ITEMHead of a child
MATERIALMarble
CULTUREGreek, Hellenistic period
PERIOD3rd – 2nd Century B.C
DIMENSIONS183 mm x 150 mm x 170 mm (without stand)
CONDITIONGood condition. Include stand
PROVENANCEEx French private collection, acquired on the French market in the 2000’s

Hellenistic portraiture was one of the most innovative features of Hellenistic art. Spurred on by an increased interest in realism, Hellenistic sculptors sought to produce true-to-life portraits defined by the individualism of their subjects. Emergent at this time is a focus on a range of states of mind such as inebriation and concentration, as well as physical characteristics like senescence and anatomical abnormality – in great contrast with the idealised forms of the Classical period

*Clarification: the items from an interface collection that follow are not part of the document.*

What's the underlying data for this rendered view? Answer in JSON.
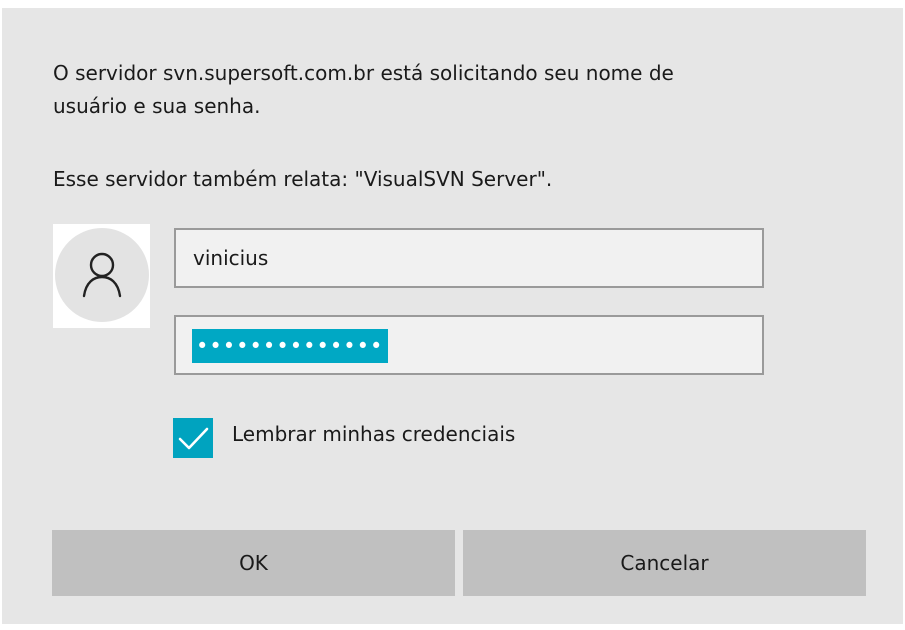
{
  "dialog": {
    "message_line1": "O servidor svn.supersoft.com.br está solicitando seu nome de",
    "message_line2": "usuário e sua senha.",
    "server_report": "Esse servidor também relata: \"VisualSVN Server\"."
  },
  "credentials": {
    "avatar_icon": "user-icon",
    "username_value": "vinicius",
    "password_masked": "••••••••••••••"
  },
  "remember": {
    "label": "Lembrar minhas credenciais",
    "checked": true,
    "accent_color": "#00a3bf"
  },
  "buttons": {
    "ok_label": "OK",
    "cancel_label": "Cancelar"
  }
}
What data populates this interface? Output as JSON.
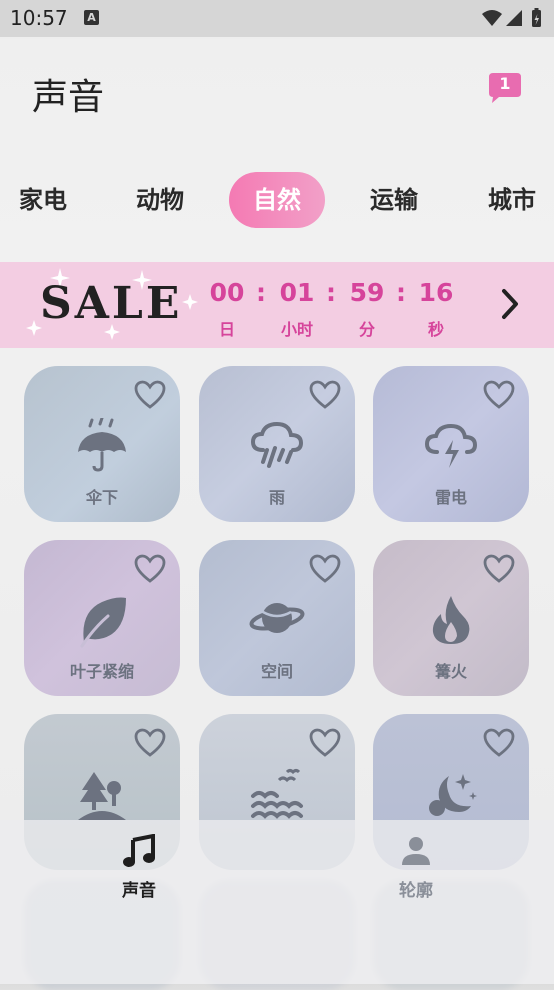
{
  "status_bar": {
    "time": "10:57",
    "notif_letter": "A"
  },
  "header": {
    "title": "声音",
    "message_count": "1"
  },
  "categories": [
    "家电",
    "动物",
    "自然",
    "运输",
    "城市"
  ],
  "active_category": "自然",
  "sale_banner": {
    "label": "SALE",
    "countdown": [
      {
        "value": "00",
        "unit": "日"
      },
      {
        "value": "01",
        "unit": "小时"
      },
      {
        "value": "59",
        "unit": "分"
      },
      {
        "value": "16",
        "unit": "秒"
      }
    ],
    "separator": ":"
  },
  "sounds": [
    {
      "label": "伞下",
      "icon": "umbrella-rain-icon"
    },
    {
      "label": "雨",
      "icon": "cloud-rain-icon"
    },
    {
      "label": "雷电",
      "icon": "cloud-lightning-icon"
    },
    {
      "label": "叶子紧缩",
      "icon": "leaf-icon"
    },
    {
      "label": "空间",
      "icon": "planet-icon"
    },
    {
      "label": "篝火",
      "icon": "fire-icon"
    },
    {
      "label": "",
      "icon": "forest-icon"
    },
    {
      "label": "",
      "icon": "water-waves-icon"
    },
    {
      "label": "",
      "icon": "moon-stars-icon"
    }
  ],
  "bottom_nav": [
    {
      "label": "声音",
      "icon": "music-note-icon",
      "active": true
    },
    {
      "label": "轮廓",
      "icon": "person-icon",
      "active": false
    }
  ],
  "colors": {
    "accent": "#f47ab3",
    "countdown": "#d6449b",
    "banner_bg": "#f3cde2"
  }
}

The Hellenistic Period is a part of the Ancient Period for the European and Near Asian space. The use of this period is justified by the extent of the Hellenic culture in most of these areas, due to the Greek political presence especially in Asia after Alexander’s conquests, but also to a new wave of Greek colonization. In consequence, the Hellenistic Period is usually accepted to begin in 323 BCE with Alexander’s death and ends in 31 BCE with the conquest of the last Hellenistic kingdom by Rome, the Lagid kingdom of Egypt. For the Asian part, we could lengthen it to 10 BCE, when the last Indo-Greek kingdom was conquered by Indo-Sakas.

Politically, the Hellenistic Period is characterized by a division and a split from Alexander’s former empire, with endless wars between the Diadochi and their successors. Thus the Hellenistic kingdoms weakened themselves and thus gradually created space for competing kingdoms, such as Pontus or Bactria. At the same time, Roman power was in exponential expansion, annihilating other political presence in Italy, and then the Carthaginian dominance of the Mediterranean in the three Punic Wars. At the end of the Hellenistic Period the young Roman empire had almost reached its maximum expansion, from Lusitania (modern Portugal) to Syria and from South-Britain to Egypt.

In general, some things characterized this period in opposition of the previous one: The model of the city-state which dominated before was replaced by the different kinds of kingdoms, with more centralized power. Moreso, it is the basic idea of administration which changed: It was no longer a matter of managing the civic affairs in the name of the community, but by delegation in the name of one personal authority. At the same time, mercenaries were more frequently used in Hellenistic armies, in order to face the military and technical evolution which greatly increased the cost for equip a civic army. The best example is the fame and the use of the Galatians by the Hellenistic kingdoms.

Culturally, this period is not an intermediary era between the prosperous Classic and Imperial ones, as it was described in the past. Aristotle the father of modern sciences, Menander the great comedies’ author, Epicure the moralist, Eratosthenes, but also Euclid, Archimedes, and Polybius lived and worked during the Hellenistic Period. This period showed progress in architecture, a lot of great euergetism (altruistic donations to the community), a multiplication of feast days and celebrations (shown by the great number of created theatres), the development of art and the creation of libraries, with the most famous being in Alexandria.